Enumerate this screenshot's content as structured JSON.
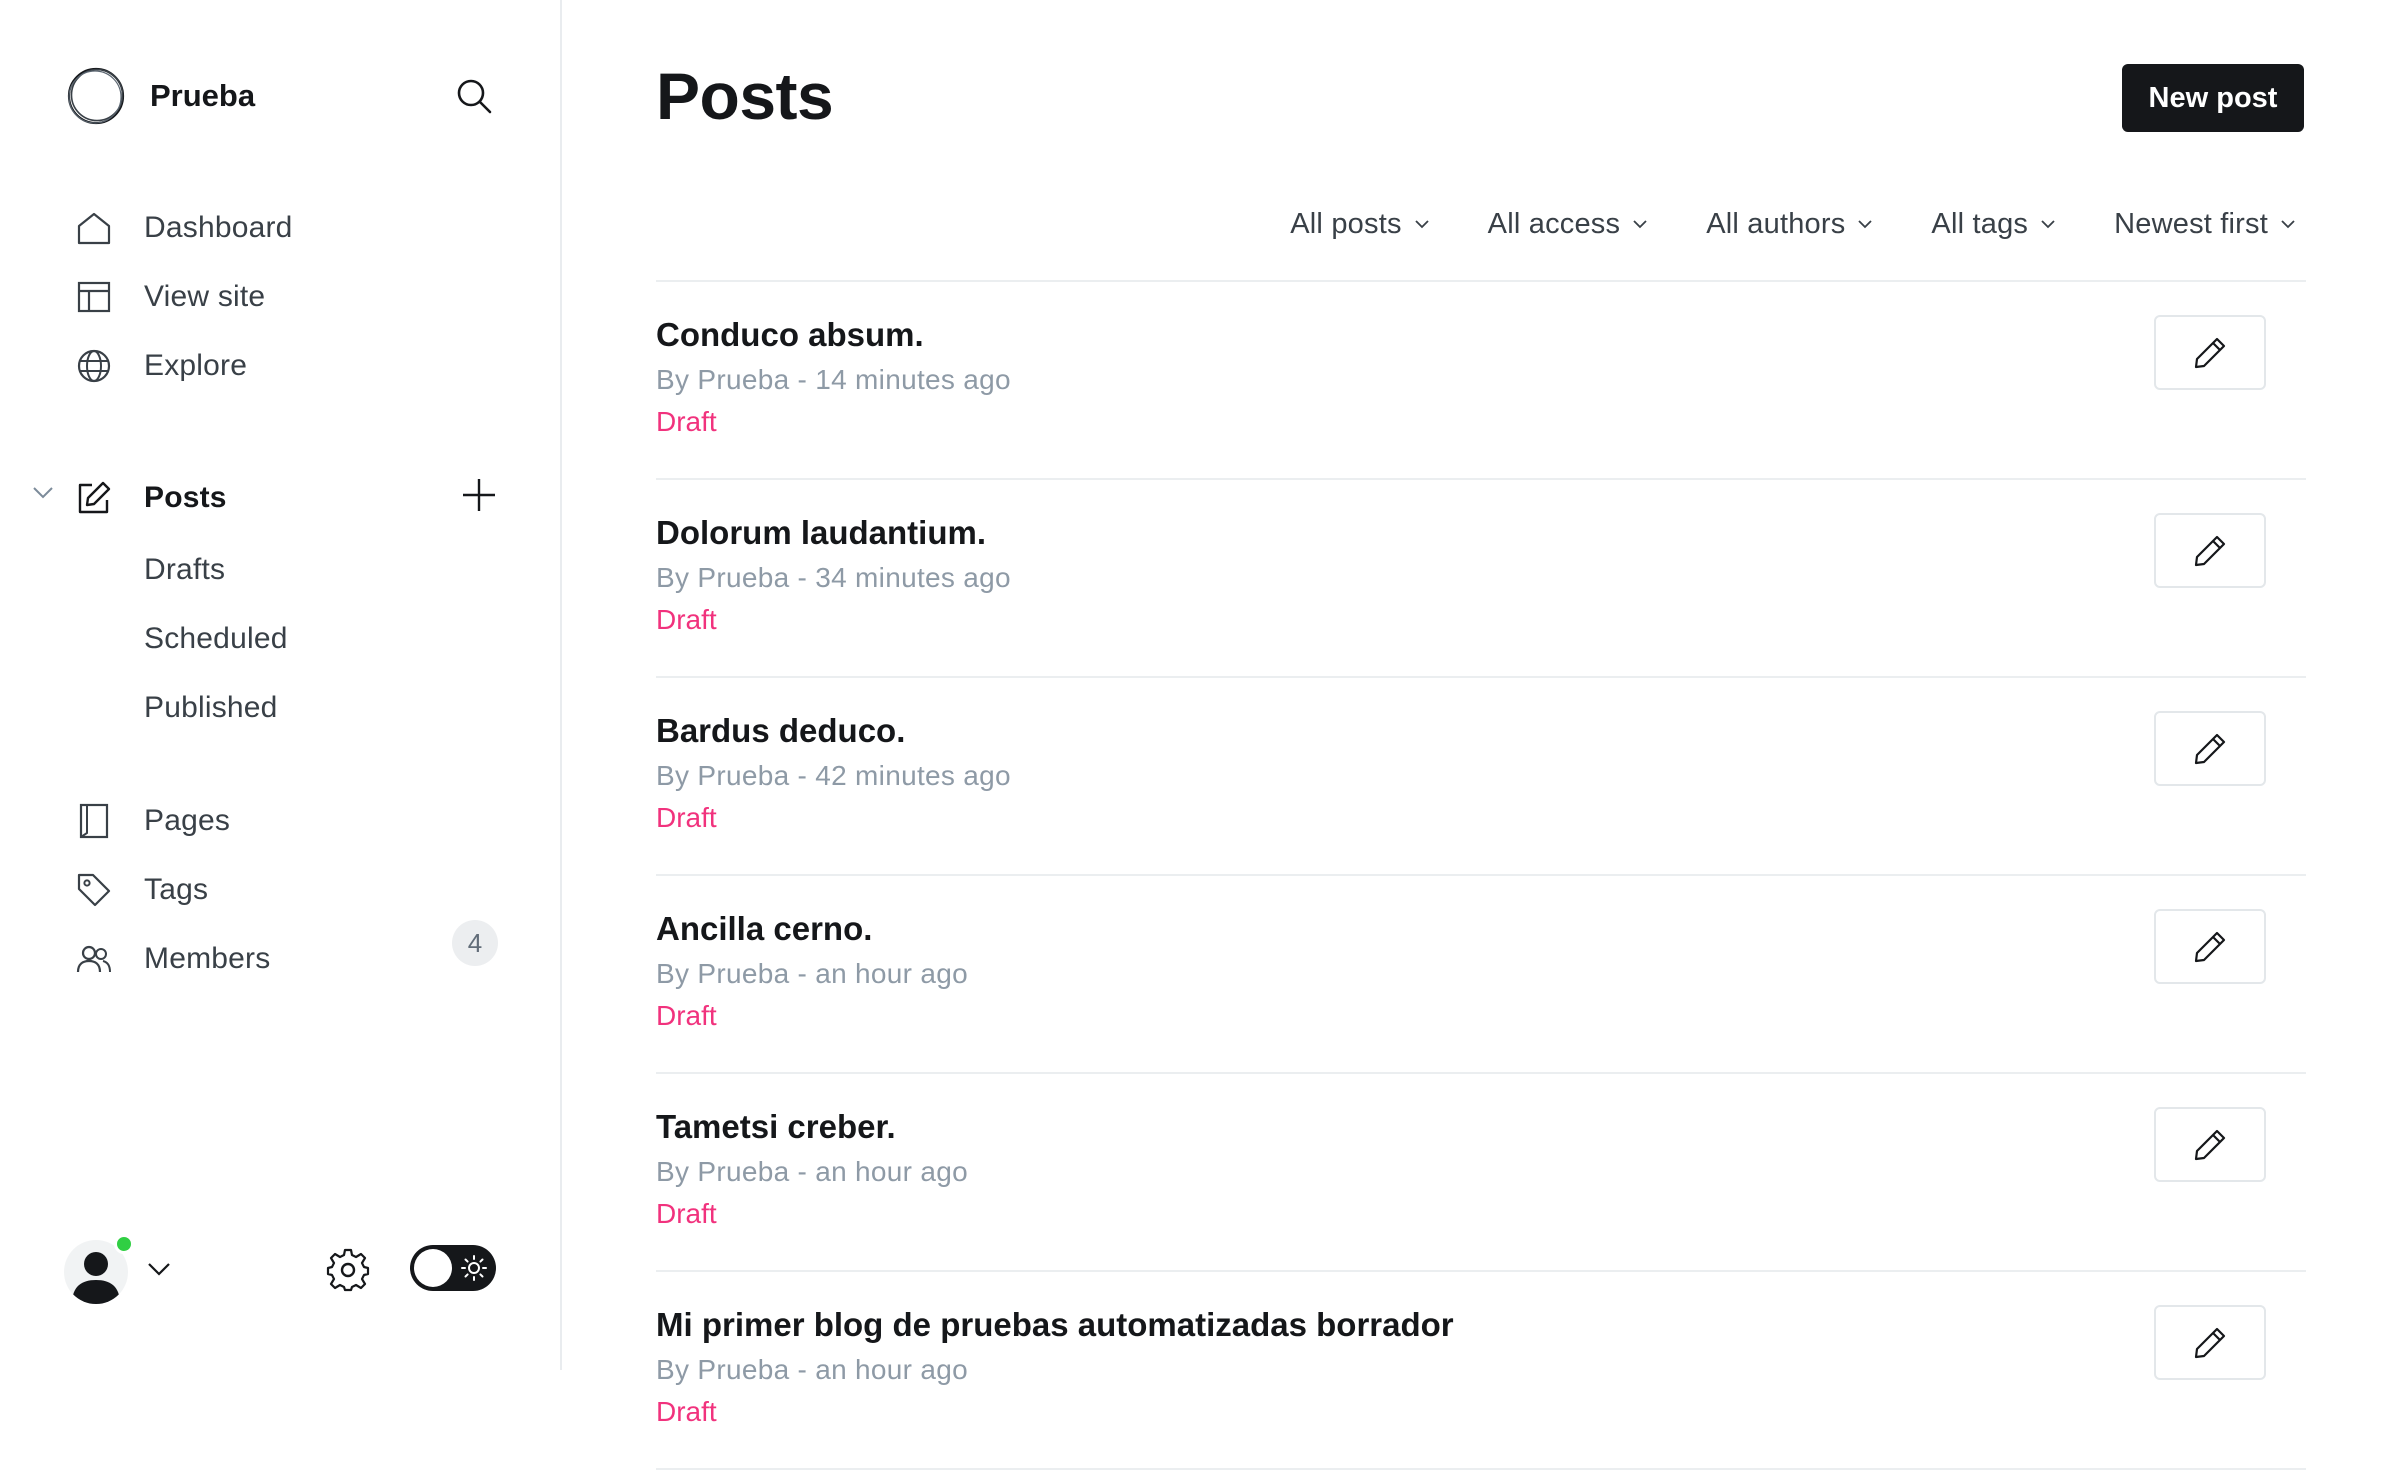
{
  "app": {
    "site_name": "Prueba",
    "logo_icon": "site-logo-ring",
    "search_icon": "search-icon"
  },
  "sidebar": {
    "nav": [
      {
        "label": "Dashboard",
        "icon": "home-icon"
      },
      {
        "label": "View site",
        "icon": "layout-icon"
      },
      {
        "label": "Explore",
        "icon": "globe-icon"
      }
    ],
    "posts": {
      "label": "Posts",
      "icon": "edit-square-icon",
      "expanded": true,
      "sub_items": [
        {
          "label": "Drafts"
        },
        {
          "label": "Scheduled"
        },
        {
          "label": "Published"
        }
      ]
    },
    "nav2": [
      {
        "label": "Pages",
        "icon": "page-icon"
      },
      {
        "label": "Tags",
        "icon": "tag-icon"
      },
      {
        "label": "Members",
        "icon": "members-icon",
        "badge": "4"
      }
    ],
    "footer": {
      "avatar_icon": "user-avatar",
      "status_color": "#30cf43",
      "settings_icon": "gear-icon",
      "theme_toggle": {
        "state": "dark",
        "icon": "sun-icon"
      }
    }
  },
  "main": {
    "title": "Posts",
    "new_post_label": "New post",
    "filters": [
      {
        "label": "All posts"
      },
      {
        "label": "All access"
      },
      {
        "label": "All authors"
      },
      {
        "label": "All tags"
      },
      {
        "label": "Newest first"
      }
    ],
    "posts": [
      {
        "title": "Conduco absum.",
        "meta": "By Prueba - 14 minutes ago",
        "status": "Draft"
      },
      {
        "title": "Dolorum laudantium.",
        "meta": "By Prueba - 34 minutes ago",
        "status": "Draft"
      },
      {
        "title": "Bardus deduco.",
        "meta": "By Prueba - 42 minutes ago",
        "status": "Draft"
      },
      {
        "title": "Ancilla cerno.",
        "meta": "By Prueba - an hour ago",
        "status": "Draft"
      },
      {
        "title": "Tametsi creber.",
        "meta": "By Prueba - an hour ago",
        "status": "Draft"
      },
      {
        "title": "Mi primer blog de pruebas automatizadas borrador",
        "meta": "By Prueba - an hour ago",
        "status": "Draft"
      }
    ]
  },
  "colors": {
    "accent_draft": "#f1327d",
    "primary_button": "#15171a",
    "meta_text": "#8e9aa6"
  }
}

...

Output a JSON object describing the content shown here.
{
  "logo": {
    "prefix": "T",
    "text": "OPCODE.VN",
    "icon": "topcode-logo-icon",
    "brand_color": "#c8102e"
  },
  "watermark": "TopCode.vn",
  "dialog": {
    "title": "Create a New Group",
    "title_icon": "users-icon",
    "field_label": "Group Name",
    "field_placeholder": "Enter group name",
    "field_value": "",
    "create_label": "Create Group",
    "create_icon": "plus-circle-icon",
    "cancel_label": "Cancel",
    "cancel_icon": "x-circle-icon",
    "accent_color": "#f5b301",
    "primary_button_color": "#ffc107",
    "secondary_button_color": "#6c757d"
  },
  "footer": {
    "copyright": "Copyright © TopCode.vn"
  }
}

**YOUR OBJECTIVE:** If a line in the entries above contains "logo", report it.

**ANSWER SECTION:**
    "logo_icon": "site-logo-ring",
  "logo": {
    "icon": "topcode-logo-icon",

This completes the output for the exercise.